* [Task prompt]:
Each line of the material must reappear unchanged in the answer.

* [Input data]:
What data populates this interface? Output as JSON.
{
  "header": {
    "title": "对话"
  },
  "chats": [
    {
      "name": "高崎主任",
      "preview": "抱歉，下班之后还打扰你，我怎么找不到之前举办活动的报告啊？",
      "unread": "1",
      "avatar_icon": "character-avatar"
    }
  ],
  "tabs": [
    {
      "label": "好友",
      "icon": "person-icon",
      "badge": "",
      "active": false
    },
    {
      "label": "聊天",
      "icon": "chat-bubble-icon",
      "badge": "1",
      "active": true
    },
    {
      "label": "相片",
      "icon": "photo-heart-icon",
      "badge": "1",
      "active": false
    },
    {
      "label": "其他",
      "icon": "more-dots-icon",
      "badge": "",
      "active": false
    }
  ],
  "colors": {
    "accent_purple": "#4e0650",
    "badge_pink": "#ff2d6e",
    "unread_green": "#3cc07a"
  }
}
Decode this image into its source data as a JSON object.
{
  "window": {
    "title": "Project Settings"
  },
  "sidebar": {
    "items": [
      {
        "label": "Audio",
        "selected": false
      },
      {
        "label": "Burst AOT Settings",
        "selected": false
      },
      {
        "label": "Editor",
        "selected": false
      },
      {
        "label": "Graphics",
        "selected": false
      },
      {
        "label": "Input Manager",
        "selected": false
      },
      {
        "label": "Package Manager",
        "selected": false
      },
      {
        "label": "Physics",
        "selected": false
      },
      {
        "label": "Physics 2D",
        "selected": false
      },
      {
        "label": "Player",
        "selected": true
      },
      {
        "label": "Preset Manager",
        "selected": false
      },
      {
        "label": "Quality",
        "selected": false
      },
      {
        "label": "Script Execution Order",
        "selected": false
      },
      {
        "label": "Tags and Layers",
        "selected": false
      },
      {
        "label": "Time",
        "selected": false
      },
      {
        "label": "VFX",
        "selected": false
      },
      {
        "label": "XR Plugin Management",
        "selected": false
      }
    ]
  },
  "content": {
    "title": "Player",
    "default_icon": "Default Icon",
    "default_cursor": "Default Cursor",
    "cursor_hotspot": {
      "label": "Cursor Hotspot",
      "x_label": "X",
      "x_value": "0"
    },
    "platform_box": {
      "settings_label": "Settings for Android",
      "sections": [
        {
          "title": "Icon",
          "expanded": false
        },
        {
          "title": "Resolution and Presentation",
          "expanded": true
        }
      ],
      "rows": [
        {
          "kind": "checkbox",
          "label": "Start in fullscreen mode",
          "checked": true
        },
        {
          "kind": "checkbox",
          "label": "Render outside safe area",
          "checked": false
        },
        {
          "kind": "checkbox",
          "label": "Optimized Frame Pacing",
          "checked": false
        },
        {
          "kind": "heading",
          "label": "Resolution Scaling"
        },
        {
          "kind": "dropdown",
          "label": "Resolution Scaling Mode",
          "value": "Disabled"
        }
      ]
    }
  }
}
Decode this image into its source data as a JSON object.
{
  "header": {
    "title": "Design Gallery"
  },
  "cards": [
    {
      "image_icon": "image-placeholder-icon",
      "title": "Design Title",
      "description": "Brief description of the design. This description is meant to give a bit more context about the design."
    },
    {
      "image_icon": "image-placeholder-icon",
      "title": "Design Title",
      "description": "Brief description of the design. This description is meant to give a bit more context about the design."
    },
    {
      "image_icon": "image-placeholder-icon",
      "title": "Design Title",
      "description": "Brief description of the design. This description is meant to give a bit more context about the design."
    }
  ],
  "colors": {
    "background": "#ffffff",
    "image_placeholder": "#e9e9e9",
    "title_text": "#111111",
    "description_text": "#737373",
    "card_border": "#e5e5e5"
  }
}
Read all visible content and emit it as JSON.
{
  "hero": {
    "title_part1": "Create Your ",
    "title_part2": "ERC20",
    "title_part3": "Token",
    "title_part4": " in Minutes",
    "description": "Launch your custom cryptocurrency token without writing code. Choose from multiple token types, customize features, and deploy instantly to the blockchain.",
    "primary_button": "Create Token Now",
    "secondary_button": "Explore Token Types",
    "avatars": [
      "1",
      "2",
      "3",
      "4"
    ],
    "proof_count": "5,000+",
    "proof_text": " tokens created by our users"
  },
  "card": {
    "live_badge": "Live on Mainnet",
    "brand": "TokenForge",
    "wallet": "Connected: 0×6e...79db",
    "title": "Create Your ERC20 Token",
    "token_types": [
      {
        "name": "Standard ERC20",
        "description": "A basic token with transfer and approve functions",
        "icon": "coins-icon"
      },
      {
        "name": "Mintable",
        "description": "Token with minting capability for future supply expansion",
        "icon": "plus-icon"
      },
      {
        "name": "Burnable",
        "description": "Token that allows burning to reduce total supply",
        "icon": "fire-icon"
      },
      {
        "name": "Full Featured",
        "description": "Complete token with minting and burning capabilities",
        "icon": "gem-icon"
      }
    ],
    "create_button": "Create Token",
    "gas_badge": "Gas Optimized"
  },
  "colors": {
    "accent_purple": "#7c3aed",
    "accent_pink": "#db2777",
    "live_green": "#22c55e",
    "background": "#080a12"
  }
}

* [Answer to this exercise]:
What data populates this interface? Output as JSON.
{
  "header": {
    "title": "对话"
  },
  "chats": [
    {
      "name": "高崎主任",
      "preview": "抱歉，下班之后还打扰你，我怎么找不到之前举办活动的报告啊？",
      "unread": "1",
      "avatar_icon": "character-avatar"
    }
  ],
  "tabs": [
    {
      "label": "好友",
      "icon": "person-icon",
      "badge": "",
      "active": false
    },
    {
      "label": "聊天",
      "icon": "chat-bubble-icon",
      "badge": "1",
      "active": true
    },
    {
      "label": "相片",
      "icon": "photo-heart-icon",
      "badge": "1",
      "active": false
    },
    {
      "label": "其他",
      "icon": "more-dots-icon",
      "badge": "",
      "active": false
    }
  ],
  "colors": {
    "accent_purple": "#4e0650",
    "badge_pink": "#ff2d6e",
    "unread_green": "#3cc07a"
  }
}
Decode this image into its source data as a JSON object.
{
  "window": {
    "title": "Project Settings"
  },
  "sidebar": {
    "items": [
      {
        "label": "Audio",
        "selected": false
      },
      {
        "label": "Burst AOT Settings",
        "selected": false
      },
      {
        "label": "Editor",
        "selected": false
      },
      {
        "label": "Graphics",
        "selected": false
      },
      {
        "label": "Input Manager",
        "selected": false
      },
      {
        "label": "Package Manager",
        "selected": false
      },
      {
        "label": "Physics",
        "selected": false
      },
      {
        "label": "Physics 2D",
        "selected": false
      },
      {
        "label": "Player",
        "selected": true
      },
      {
        "label": "Preset Manager",
        "selected": false
      },
      {
        "label": "Quality",
        "selected": false
      },
      {
        "label": "Script Execution Order",
        "selected": false
      },
      {
        "label": "Tags and Layers",
        "selected": false
      },
      {
        "label": "Time",
        "selected": false
      },
      {
        "label": "VFX",
        "selected": false
      },
      {
        "label": "XR Plugin Management",
        "selected": false
      }
    ]
  },
  "content": {
    "title": "Player",
    "default_icon": "Default Icon",
    "default_cursor": "Default Cursor",
    "cursor_hotspot": {
      "label": "Cursor Hotspot",
      "x_label": "X",
      "x_value": "0"
    },
    "platform_box": {
      "settings_label": "Settings for Android",
      "sections": [
        {
          "title": "Icon",
          "expanded": false
        },
        {
          "title": "Resolution and Presentation",
          "expanded": true
        }
      ],
      "rows": [
        {
          "kind": "checkbox",
          "label": "Start in fullscreen mode",
          "checked": true
        },
        {
          "kind": "checkbox",
          "label": "Render outside safe area",
          "checked": false
        },
        {
          "kind": "checkbox",
          "label": "Optimized Frame Pacing",
          "checked": false
        },
        {
          "kind": "heading",
          "label": "Resolution Scaling"
        },
        {
          "kind": "dropdown",
          "label": "Resolution Scaling Mode",
          "value": "Disabled"
        }
      ]
    }
  }
}
Decode this image into its source data as a JSON object.
{
  "header": {
    "title": "Design Gallery"
  },
  "cards": [
    {
      "image_icon": "image-placeholder-icon",
      "title": "Design Title",
      "description": "Brief description of the design. This description is meant to give a bit more context about the design."
    },
    {
      "image_icon": "image-placeholder-icon",
      "title": "Design Title",
      "description": "Brief description of the design. This description is meant to give a bit more context about the design."
    },
    {
      "image_icon": "image-placeholder-icon",
      "title": "Design Title",
      "description": "Brief description of the design. This description is meant to give a bit more context about the design."
    }
  ],
  "colors": {
    "background": "#ffffff",
    "image_placeholder": "#e9e9e9",
    "title_text": "#111111",
    "description_text": "#737373",
    "card_border": "#e5e5e5"
  }
}
Read all visible content and emit it as JSON.
{
  "hero": {
    "title_part1": "Create Your ",
    "title_part2": "ERC20",
    "title_part3": "Token",
    "title_part4": " in Minutes",
    "description": "Launch your custom cryptocurrency token without writing code. Choose from multiple token types, customize features, and deploy instantly to the blockchain.",
    "primary_button": "Create Token Now",
    "secondary_button": "Explore Token Types",
    "avatars": [
      "1",
      "2",
      "3",
      "4"
    ],
    "proof_count": "5,000+",
    "proof_text": " tokens created by our users"
  },
  "card": {
    "live_badge": "Live on Mainnet",
    "brand": "TokenForge",
    "wallet": "Connected: 0×6e...79db",
    "title": "Create Your ERC20 Token",
    "token_types": [
      {
        "name": "Standard ERC20",
        "description": "A basic token with transfer and approve functions",
        "icon": "coins-icon"
      },
      {
        "name": "Mintable",
        "description": "Token with minting capability for future supply expansion",
        "icon": "plus-icon"
      },
      {
        "name": "Burnable",
        "description": "Token that allows burning to reduce total supply",
        "icon": "fire-icon"
      },
      {
        "name": "Full Featured",
        "description": "Complete token with minting and burning capabilities",
        "icon": "gem-icon"
      }
    ],
    "create_button": "Create Token",
    "gas_badge": "Gas Optimized"
  },
  "colors": {
    "accent_purple": "#7c3aed",
    "accent_pink": "#db2777",
    "live_green": "#22c55e",
    "background": "#080a12"
  }
}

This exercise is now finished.